I am proud to say that I am a Singaporean, being able to be part of this vibrant nation. Many recent articles and statistics show Singapore as a top destination to reside in or head to for a short holiday. Our projected GDP growth is a whooping 13% to 15% increase, ahead of the powerhouse; China. Surveys have shown that Singaporeans are highly sought after overseas, and the lists goes on. Not bad for an island nation huh. But this year, we have the awesome privilege to host the Youth Olympic Games, which I feel is one of Singapore’s greatest milestone and achievement yet. 

I felt very patriotic when watching the torch bearing ceremony from the origins of the event; Olympia itself. For decades, we could only watch the Olympic Games from afar as well as only being able to send a few athletes for selected sports.
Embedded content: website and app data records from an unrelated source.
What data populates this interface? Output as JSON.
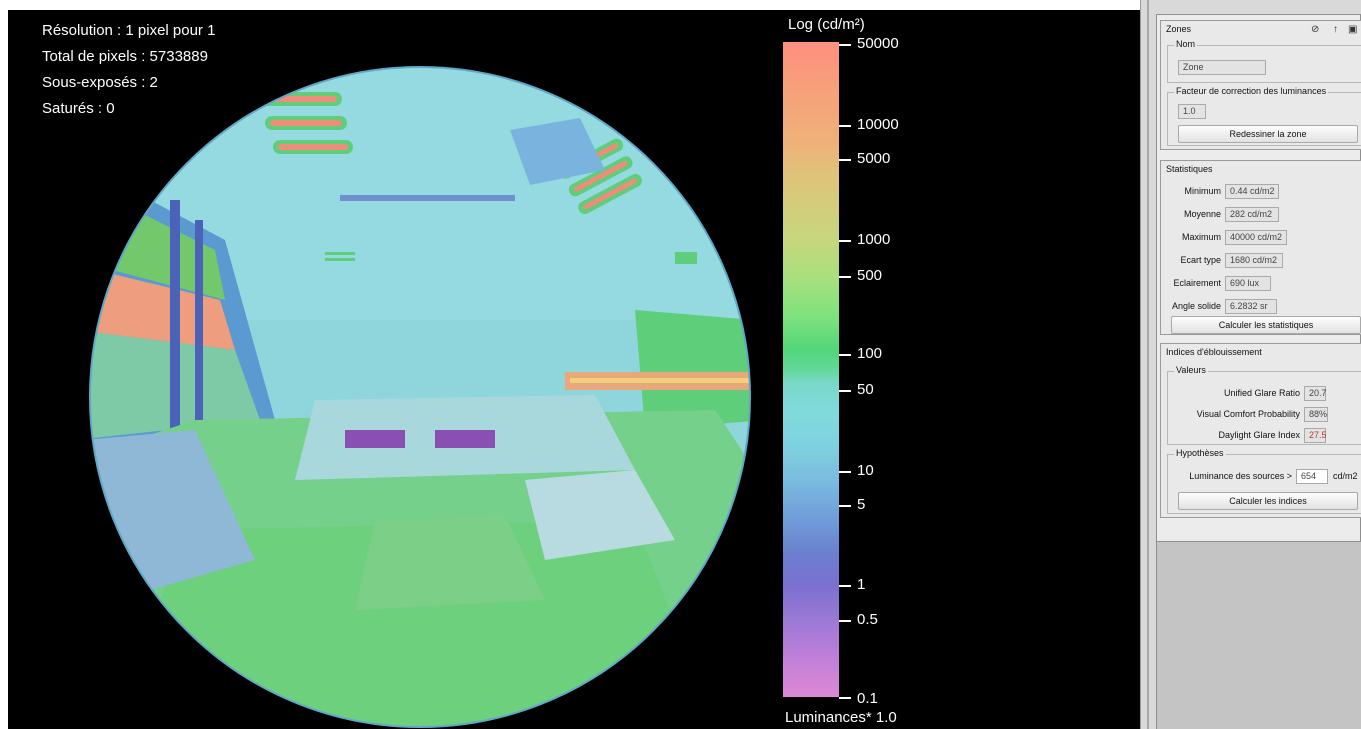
{
  "viewer": {
    "info": {
      "resolution": "Résolution : 1 pixel pour 1",
      "total_pixels": "Total de pixels : 5733889",
      "underexposed": "Sous-exposés : 2",
      "saturated": "Saturés : 0"
    },
    "scale": {
      "title": "Log (cd/m²)",
      "ticks": [
        "50000",
        "10000",
        "5000",
        "1000",
        "500",
        "100",
        "50",
        "10",
        "5",
        "1",
        "0.5",
        "0.1"
      ],
      "footer": "Luminances* 1.0"
    },
    "colors": {
      "background": "#000000",
      "high": "#ff8f7e",
      "mid": "#52d67a",
      "low": "#de88d6"
    }
  },
  "panel": {
    "zones": {
      "title": "Zones",
      "icons": [
        "eye-off-icon",
        "arrow-up-icon",
        "save-icon"
      ],
      "name_group": "Nom",
      "name_value": "Zone",
      "correction_group": "Facteur de correction des luminances",
      "correction_value": "1.0",
      "redraw_button": "Redessiner la zone"
    },
    "stats": {
      "title": "Statistiques",
      "rows": [
        {
          "label": "Minimum",
          "value": "0.44 cd/m2"
        },
        {
          "label": "Moyenne",
          "value": "282 cd/m2"
        },
        {
          "label": "Maximum",
          "value": "40000 cd/m2"
        },
        {
          "label": "Ecart type",
          "value": "1680 cd/m2"
        },
        {
          "label": "Eclairement",
          "value": "690 lux"
        },
        {
          "label": "Angle solide",
          "value": "6.2832 sr"
        }
      ],
      "compute_button": "Calculer les statistiques"
    },
    "glare": {
      "title": "Indices d'éblouissement",
      "values_group": "Valeurs",
      "rows": [
        {
          "label": "Unified Glare Ratio",
          "value": "20.7"
        },
        {
          "label": "Visual Comfort Probability",
          "value": "88%"
        },
        {
          "label": "Daylight Glare Index",
          "value": "27.5"
        }
      ],
      "dgi_color": "#c0392b",
      "hypotheses_group": "Hypothèses",
      "sources_label": "Luminance des sources >",
      "sources_value": "654",
      "sources_unit": "cd/m2",
      "compute_button": "Calculer les indices"
    }
  }
}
Who could have thought that 2010 could be our year to be part of the Olympic movement? 

Still, I must express disappointments in our fellow countrymen’s response to YOG. I was talking to my brother the other time and the conversation goes something like this.. 

Me: “Hey, you got support the YOG anot?” (pardon me, I like to use Singlish actually haha) 

Bro: “No.” 

Me: “Why? Our country is hosting the Youth Olympic Games lei, don’t you feel proud?” 

Bro: “Precisely, because of YOG, my sem (school semester) is shortened and project deadlines are reduced.” 

I am disappointed but I can’t blame him can I? Adding to the list, my mother, some friends and classmates also do not support the YOG. From what I can see, many voice their support for the YOG, but many Singaporeans also do not support the YOG. This scene paints a totally different picture compared to the one in 2008 when Singaporeans were celebrating at the stadium upon receiving the news that Singapore is awarded the country to host the first YOG. Where is our patriotism? Where is our cavalry? The Government identified that problem and has been trying to promote and motivate Singaporeans to support the event, but to what level of success? You can’t really make someone patriotic, can you? 

But should the Government be the ones responsible to promote the event to Singaporeans? Many of us watch the World Cup matches in awe as we observe the passion of the Spaniards, Deutschland, Argentinians etc as they support their country during the FIFA World Cup 2010. Though our team is far from qualifying to play in the World Cup unfortunately, I should say that the YOG is Singapore’s World Cup! What an awesome privilege to be able to host this iconic and historical event that has occurred for centuries. 

Still, I have to agree with my brother’s statement. Perhaps there could have been an increased nationwide effort to reduce the curriculum for students or workload for adults prior to or during the YOG period. Even so, it is too late to make any mitigation to the situation. 

With that said, it is up to us Singaporeans to support and cheer for our own nation’s success. No one else would, not the French, not the Americans, not the Malaysians. Now the ball is in our court, what are we going to do with it? 

Yours Sincerely,
Reuel Eugene

YOG Singapore Official website: